Aim of the task
Select every line below containing the word "related".

Extracted information section start

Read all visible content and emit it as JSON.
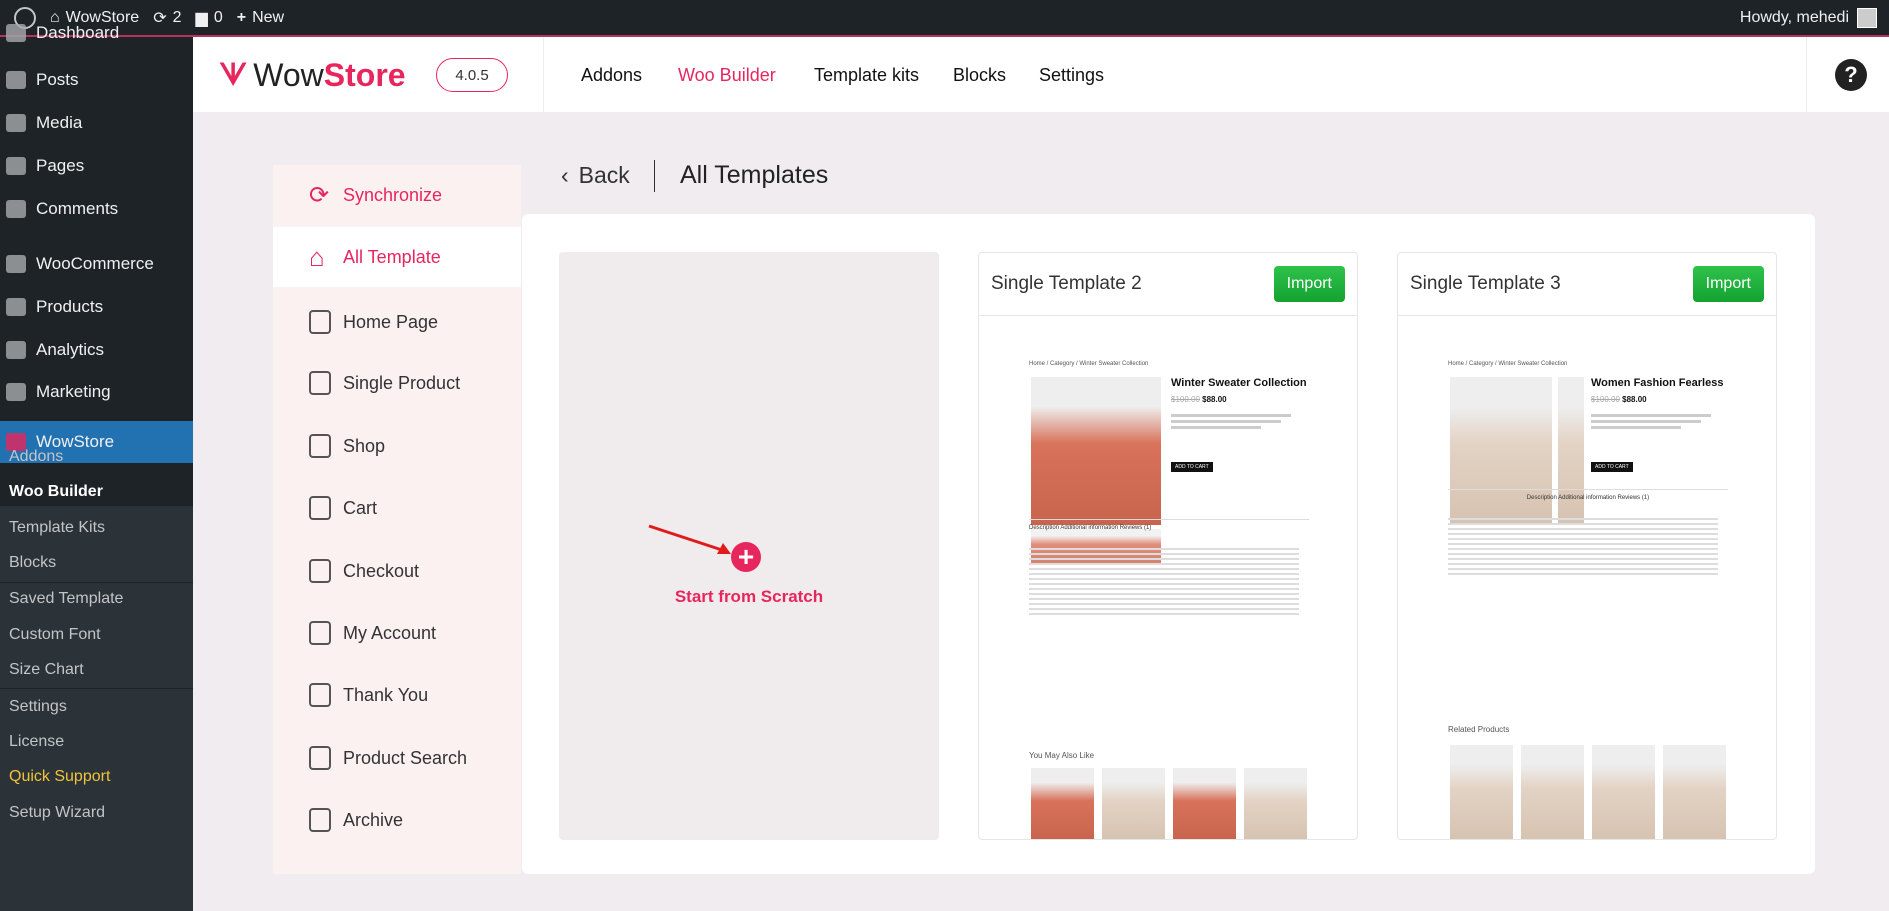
{
  "adminbar": {
    "site": "WowStore",
    "updates": "2",
    "comments": "0",
    "new": "New",
    "howdy": "Howdy, mehedi"
  },
  "wpmenu": {
    "items": [
      "Dashboard",
      "Posts",
      "Media",
      "Pages",
      "Comments",
      "WooCommerce",
      "Products",
      "Analytics",
      "Marketing",
      "WowStore"
    ],
    "submenu": [
      "Addons",
      "Woo Builder",
      "Template Kits",
      "Blocks",
      "Saved Template",
      "Custom Font",
      "Size Chart",
      "Settings",
      "License",
      "Quick Support",
      "Setup Wizard"
    ]
  },
  "header": {
    "logo_a": "Wow",
    "logo_b": "Store",
    "version": "4.0.5",
    "nav": [
      "Addons",
      "Woo Builder",
      "Template kits",
      "Blocks",
      "Settings"
    ],
    "help": "?"
  },
  "leftnav": {
    "items": [
      "Synchronize",
      "All Template",
      "Home Page",
      "Single Product",
      "Shop",
      "Cart",
      "Checkout",
      "My Account",
      "Thank You",
      "Product Search",
      "Archive"
    ]
  },
  "main": {
    "back": "Back",
    "title": "All Templates",
    "scratch": "Start from Scratch",
    "cards": [
      {
        "title": "Single Template 2",
        "import": "Import",
        "product": "Winter Sweater Collection",
        "old_price": "$100.00",
        "price": "$88.00",
        "breadcrumb": "Home / Category / Winter Sweater Collection",
        "tabs": "Description   Additional information   Reviews (1)",
        "related": "You May Also Like",
        "cart": "ADD TO CART"
      },
      {
        "title": "Single Template 3",
        "import": "Import",
        "product": "Women Fashion Fearless",
        "old_price": "$100.00",
        "price": "$88.00",
        "breadcrumb": "Home / Category / Winter Sweater Collection",
        "tabs": "Description   Additional information   Reviews (1)",
        "related": "Related Products",
        "cart": "ADD TO CART"
      }
    ]
  },
  "colors": {
    "accent": "#e8265e",
    "import": "#1fae3c",
    "wp_active": "#2271b1"
  }
}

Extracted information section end

Output below
        "related": "You May Also Like",
        "related": "Related Products",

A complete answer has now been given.